→ Exercise: Report, as a bare number, how many lines of the material below contain the word "stored".

→ Records for the task:
%%

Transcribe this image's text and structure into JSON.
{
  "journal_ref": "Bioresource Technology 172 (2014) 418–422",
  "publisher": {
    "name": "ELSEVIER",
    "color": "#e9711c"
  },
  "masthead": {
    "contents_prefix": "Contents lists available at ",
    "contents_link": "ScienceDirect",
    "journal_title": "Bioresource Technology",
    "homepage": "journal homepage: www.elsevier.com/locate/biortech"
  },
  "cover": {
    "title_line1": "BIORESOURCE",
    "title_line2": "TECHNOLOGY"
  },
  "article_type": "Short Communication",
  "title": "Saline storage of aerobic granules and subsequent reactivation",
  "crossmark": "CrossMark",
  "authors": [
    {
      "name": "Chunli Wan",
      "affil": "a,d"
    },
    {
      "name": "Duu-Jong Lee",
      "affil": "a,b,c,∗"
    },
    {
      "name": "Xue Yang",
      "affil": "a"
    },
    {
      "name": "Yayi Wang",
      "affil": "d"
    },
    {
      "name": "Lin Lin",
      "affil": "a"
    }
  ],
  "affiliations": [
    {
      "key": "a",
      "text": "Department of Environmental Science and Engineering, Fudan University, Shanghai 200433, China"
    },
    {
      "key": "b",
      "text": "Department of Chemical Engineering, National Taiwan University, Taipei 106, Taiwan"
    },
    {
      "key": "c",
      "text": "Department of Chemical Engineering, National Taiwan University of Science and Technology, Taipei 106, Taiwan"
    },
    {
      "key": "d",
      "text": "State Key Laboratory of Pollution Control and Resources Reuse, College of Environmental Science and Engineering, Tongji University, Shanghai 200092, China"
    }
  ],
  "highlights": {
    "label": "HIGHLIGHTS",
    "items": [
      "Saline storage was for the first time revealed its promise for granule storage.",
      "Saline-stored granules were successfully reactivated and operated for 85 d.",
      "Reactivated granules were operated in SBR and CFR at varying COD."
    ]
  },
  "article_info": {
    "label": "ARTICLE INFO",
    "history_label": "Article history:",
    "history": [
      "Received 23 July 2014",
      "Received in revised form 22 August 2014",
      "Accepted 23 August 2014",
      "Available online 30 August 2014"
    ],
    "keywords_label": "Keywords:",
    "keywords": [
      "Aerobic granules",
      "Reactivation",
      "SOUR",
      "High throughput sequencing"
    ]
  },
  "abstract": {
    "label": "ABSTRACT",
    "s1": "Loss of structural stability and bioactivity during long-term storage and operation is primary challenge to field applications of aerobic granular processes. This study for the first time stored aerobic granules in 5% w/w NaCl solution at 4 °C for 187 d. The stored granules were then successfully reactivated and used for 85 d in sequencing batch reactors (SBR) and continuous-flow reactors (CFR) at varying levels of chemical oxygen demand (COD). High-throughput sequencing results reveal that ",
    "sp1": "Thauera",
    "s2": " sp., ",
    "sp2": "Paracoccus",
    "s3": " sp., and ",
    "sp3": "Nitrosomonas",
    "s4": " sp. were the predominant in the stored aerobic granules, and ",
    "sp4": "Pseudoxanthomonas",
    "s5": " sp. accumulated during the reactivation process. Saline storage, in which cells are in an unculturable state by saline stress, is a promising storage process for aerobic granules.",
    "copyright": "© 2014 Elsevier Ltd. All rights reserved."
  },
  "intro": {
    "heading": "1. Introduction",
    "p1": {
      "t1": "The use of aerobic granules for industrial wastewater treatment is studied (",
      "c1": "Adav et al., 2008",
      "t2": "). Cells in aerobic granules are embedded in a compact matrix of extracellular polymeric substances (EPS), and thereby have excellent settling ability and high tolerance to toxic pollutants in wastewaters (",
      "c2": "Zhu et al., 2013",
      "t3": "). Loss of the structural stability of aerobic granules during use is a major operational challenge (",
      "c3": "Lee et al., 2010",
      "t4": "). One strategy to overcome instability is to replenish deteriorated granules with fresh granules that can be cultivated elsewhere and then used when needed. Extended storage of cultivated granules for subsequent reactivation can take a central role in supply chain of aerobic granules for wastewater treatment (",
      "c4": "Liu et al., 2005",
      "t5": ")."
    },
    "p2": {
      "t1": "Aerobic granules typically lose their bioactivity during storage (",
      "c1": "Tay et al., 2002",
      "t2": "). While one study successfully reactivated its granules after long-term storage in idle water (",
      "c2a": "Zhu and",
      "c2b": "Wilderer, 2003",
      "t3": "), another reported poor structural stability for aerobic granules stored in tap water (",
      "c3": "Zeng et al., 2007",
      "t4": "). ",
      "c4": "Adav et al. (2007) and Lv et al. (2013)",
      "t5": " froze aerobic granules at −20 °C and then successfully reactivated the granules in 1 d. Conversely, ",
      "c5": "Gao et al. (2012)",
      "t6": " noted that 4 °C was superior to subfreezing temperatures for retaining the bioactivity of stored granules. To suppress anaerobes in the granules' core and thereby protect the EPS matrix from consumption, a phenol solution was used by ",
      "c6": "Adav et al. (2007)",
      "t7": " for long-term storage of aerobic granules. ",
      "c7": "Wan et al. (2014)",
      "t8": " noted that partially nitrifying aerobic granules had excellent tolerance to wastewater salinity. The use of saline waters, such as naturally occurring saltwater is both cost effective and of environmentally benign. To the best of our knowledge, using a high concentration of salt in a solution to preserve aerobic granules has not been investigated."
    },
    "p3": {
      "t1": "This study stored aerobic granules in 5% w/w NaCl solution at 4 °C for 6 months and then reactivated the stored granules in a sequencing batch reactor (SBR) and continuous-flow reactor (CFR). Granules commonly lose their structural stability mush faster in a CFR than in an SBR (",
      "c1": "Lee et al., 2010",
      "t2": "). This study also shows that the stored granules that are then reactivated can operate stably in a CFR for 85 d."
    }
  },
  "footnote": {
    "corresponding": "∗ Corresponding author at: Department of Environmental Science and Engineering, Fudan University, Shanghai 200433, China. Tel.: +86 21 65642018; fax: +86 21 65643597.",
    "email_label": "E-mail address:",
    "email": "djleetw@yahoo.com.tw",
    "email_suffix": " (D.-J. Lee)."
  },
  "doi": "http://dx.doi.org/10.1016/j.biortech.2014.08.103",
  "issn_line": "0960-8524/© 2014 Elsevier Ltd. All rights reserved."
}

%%

→ Solved exercise: 7